They also noted the Breonna Taylor case and the #SayHerName campaign, which brings attention to Black women like Taylor whose cases go unheard or are silenced.
Burke said she herself has dealt firsthand with the erasure that Black women often endure, when people failed to acknowledge the #MeToo movement was started and led by Black women and people of color.
“I’ve heard people … not acknowledge that there is a Black woman right now trying to hold this narrative, hold this work and push a narrative forward that is opposite of what we’ve heard in the news, about it being about Hollywood and white women, powerful white men, or powerful men, period,” Burke said.
“So as a Black woman, I feel both the pride and the burden of carrying this kind of work forward,” she said.
The coronavirus pandemic has also presented unique challenges for the movement.
During the pandemic, the group has seen a 20 percent rise in intimate partner violence and increased concerns about child sexual assaults, Ayers said, so they’ve shifted toward offering virtual resources and programming, including a survey that revealed stark disparities.
“We’re hearing Black survivors say, ‘I don’t have money to eat,’” Ayers said. “The disparity is just growing as a result of the pandemic and we need to be able to talk about that, not only in a qualitative way but we need the data to be able to help those who have money understand where we need to be pushing resources and why.”
Ayers and Burke also recognize the power that survivors hold — especially in this moment as the nation is just weeks away from selecting its next president after a campaign fraught with divisiveness.
Burke late last year launched #MeTooVoter as a way to galvanize the millions who have supported the movement.

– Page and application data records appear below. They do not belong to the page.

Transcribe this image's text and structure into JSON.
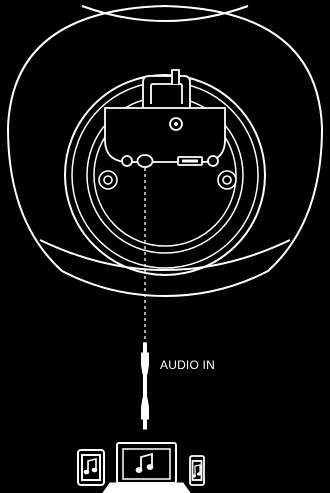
{
  "diagram": {
    "connection_label": "AUDIO IN",
    "colors": {
      "background": "#000000",
      "line": "#ffffff"
    },
    "devices": [
      {
        "name": "tablet-device",
        "icon": "music-note-icon"
      },
      {
        "name": "laptop-device",
        "icon": "music-note-icon"
      },
      {
        "name": "phone-device",
        "icon": "music-note-icon"
      }
    ]
  }
}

Both Burke and Ayers view survivors as a significant voting bloc whose voices deserve to be heard.
While the group has not officially endorsed either candidate, the women said they have serious concerns about what another four years of President Donald Trump would mean for survivors of sexual violence.
“I think we are in a critical moment and survivors' voices in this moment should be the loudest,” Burke said.
“If we look at the two candidates, for a lot of people, neither of them are their top choice,” she said. Trump has faced multiple accusations of assault and harassment, all of which he denies. Earlier this year, a former Senate staffer accused Democrat Joe Biden of sexually assaulting her in 1993, which Biden has denied.
“But this fight that we have will continue, not just for the next four years, it will continue for the next four decades. We have a person right now who won’t even get in the fight, who won’t even engage in the conversation,” Burke said. “I think survivors are lined up to get Trump out of office.”
But beyond the election, the work will continue. And Ayers is hopeful.
“The survivors, they inspire me every day,” she said. “We’re creating a culture inside this organization that gives people the space to be who they are and to show up as their full selves. There are so many people working to end sexual violence and watching their work inspires me. So there is hope.”
By KAT STAFFORD